Overall (4 out of 5)

It’s the same old story, but it’s worth telling just once more. This is not a game meant to simulate being a coach, but instead, the owner of the team. Those who are looking for a deep soccer management sim, like Championship Manager for the PC, will be sorely disappointed. You’ll spend most of your time planning resource use, although you can set your team’s play style, adjust formations, and pick substitution players. You will not have much control during gameplay, aside from releasing a player’s “aura”.

Those Android owners who love simulation games, or are simply interested in having a soccer management sim on the go, will not be disappointed. It remains to be seen how long Kairosoft can keep this formula fresh, but for now, it is still working. Soccer fan or not, If you’ve enjoyed their previous releases, or you are looking to give the series a try, you should give this game a shot.


  • The “Story” series gameplay is as addictive as ever.
  • Resource gathering actively engages the player.
  • Closely matched teams capture the highs and lows of watching a real game.
  • Clean menu design makes for snappy management.
  • Whimsical presentation.


  • Cluttered menu delivery system is not optimized to handle so many staff members.
  • Training can be tedious.
  • Soccer rules may be too simplified for hardcore fans of the sport.
  • Strategy may seem too simplified for experienced “Story” series players.
  • Retaining your player’s trained stats hurts replayability, as the game doesn’t scale the difficulty, and becomes exceptionally easy.

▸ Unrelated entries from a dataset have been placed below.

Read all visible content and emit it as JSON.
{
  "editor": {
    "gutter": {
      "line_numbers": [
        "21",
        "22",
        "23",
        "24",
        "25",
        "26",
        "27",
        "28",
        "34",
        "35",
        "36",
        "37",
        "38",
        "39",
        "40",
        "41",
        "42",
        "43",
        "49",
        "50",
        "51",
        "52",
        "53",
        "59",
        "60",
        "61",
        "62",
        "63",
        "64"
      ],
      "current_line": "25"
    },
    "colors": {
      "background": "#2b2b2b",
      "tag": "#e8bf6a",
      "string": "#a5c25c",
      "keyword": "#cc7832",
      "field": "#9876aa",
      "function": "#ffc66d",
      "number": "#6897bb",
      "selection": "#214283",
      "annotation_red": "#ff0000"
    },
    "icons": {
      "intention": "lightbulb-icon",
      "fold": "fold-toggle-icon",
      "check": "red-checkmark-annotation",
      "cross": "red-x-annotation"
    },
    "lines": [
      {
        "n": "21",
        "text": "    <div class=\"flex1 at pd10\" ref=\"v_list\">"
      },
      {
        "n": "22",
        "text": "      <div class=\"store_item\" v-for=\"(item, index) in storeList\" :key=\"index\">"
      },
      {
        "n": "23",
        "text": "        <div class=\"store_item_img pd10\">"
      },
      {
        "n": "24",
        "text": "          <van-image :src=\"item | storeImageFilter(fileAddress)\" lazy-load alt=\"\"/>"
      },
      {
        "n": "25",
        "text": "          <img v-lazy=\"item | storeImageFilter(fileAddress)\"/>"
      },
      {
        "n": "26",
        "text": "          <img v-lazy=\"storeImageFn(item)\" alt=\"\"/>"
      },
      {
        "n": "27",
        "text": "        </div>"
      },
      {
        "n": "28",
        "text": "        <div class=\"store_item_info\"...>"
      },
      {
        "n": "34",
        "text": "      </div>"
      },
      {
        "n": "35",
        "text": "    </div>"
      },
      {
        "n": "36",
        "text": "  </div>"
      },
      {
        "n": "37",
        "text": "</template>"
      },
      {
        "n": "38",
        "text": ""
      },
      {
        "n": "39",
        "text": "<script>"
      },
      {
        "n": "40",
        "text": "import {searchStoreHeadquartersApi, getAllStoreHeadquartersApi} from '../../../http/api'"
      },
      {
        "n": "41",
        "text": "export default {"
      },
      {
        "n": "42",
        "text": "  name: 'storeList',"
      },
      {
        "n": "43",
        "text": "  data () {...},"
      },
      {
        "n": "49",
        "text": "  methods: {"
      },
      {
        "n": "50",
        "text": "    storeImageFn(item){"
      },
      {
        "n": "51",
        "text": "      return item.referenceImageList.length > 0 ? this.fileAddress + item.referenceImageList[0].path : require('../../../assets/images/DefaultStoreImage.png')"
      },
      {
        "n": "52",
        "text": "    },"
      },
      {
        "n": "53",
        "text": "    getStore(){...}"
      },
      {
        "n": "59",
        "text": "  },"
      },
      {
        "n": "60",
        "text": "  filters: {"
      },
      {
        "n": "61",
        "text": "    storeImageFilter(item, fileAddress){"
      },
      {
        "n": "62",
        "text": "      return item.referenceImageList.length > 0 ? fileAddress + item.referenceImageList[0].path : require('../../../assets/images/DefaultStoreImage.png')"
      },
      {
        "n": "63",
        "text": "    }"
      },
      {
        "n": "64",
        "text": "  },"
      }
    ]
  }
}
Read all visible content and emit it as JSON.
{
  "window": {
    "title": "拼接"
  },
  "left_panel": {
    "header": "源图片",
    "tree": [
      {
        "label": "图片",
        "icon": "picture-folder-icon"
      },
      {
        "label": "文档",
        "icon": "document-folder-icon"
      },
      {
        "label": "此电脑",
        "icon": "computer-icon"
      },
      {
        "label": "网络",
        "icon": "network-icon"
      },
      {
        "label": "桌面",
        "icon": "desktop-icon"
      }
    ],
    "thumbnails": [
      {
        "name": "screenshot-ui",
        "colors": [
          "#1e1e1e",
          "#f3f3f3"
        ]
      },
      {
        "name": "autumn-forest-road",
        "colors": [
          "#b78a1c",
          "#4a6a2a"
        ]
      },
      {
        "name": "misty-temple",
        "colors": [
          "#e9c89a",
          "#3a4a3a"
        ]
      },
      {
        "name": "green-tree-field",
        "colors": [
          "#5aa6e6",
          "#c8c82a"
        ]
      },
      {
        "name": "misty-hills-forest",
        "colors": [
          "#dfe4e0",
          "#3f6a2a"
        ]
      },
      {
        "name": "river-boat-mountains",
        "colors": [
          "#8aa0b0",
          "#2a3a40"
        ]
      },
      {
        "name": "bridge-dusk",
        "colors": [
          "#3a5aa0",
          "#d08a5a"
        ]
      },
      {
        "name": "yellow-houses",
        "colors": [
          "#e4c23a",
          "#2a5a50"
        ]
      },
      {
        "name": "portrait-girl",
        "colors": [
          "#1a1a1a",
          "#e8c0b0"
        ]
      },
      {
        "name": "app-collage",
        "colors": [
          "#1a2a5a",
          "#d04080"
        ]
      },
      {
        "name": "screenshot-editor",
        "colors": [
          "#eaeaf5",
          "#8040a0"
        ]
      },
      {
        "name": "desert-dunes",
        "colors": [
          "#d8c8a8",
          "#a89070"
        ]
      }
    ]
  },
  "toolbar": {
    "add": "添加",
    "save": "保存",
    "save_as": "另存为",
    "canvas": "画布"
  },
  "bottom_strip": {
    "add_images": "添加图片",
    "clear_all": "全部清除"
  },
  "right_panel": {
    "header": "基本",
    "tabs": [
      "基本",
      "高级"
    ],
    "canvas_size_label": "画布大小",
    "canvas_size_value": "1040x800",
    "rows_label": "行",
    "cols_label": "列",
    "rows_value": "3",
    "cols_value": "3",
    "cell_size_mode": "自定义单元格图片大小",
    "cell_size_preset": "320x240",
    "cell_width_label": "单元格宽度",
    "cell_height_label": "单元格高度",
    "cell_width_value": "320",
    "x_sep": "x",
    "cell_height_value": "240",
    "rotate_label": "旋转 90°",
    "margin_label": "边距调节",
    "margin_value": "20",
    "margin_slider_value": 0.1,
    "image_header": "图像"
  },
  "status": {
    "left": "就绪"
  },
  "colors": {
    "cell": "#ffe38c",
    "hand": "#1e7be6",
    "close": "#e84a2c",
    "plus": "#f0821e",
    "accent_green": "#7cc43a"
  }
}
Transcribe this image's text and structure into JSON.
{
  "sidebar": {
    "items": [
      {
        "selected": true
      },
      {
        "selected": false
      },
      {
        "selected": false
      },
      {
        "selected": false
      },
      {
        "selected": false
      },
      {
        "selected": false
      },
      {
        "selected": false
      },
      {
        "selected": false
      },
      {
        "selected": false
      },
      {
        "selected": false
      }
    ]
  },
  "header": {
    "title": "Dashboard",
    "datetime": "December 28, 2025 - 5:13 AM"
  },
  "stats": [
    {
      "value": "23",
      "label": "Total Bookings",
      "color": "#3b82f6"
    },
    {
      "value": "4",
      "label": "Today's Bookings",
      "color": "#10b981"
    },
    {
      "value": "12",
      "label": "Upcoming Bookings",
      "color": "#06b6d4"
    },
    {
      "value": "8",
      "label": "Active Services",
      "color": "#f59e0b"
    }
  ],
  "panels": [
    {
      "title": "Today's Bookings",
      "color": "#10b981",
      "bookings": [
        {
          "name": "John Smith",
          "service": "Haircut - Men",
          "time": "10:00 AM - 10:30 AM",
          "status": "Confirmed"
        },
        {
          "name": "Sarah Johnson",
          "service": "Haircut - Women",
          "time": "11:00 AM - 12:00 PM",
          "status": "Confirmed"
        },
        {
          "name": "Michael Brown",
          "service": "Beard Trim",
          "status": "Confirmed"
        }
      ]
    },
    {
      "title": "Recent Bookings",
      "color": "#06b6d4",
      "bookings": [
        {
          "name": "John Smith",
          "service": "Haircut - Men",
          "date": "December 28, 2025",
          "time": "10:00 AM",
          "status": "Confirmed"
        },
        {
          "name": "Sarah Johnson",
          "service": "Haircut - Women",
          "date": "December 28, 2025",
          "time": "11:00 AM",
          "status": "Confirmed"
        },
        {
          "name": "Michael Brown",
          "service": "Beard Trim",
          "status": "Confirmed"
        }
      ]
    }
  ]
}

A Guide to Getting Your Head in the Game

pls sponsors

Pocket League Story is less complex than most other games in the “Story” series. Once you grasp the fundamentals, you’ll rarely find your team losing matches, or have difficulty earning money and points. Just follow the tips below.

You’ll begin with a group of teammates who all have one thing in common – they’re incredibly average. They’ll simply never be superstars, as they lack the potential talent rating. Under each player you’ll see a label of either Average, Exceptional, World Class, or Superstar.

Your first goal is to begin replacing these money pits – no matter how much you train them they’ll never get any better. As soon as you see a new player available, check him out – only Exceptional players will be available at first. As you progress you’ll be able to move up the ranks to recruit players labelled “World Class” and eventually “Superstar”. Remember to spend your points wisely. For instance, don’t spend them training “Exceptional” players once you’ve unlocked access to “World Class” ones, as you’ll be replacing them soon anyway.

Next, you’ll need to choose three players to focus your special training on – most likely made up of a defender, goalie, and forward. Go into Special Training after each match and keep leveling their skills. Make sure you’re adding buildings to your soccer complex, and keeping extra players on your team who will make these buildings work, as those buildings generate special training points.

Research points belong to one of four classes – tactical, strength, heart, and idea. You’ll use these for training players, recruiting sponsors, and fan events. Make sure you’re funding those fan events, as they’ll give you access to new features, including new training activities, buildings, coaches, players, and more. Remember to unlock activities evenly across the board as well, or you will find you’re playing catch-up later down the road after you’ve created a team heavily unbalanced into one skill. Finally, don’t underestimate the benefit of sponsors. Not only do they generate cash, but they also unlock special talent stats.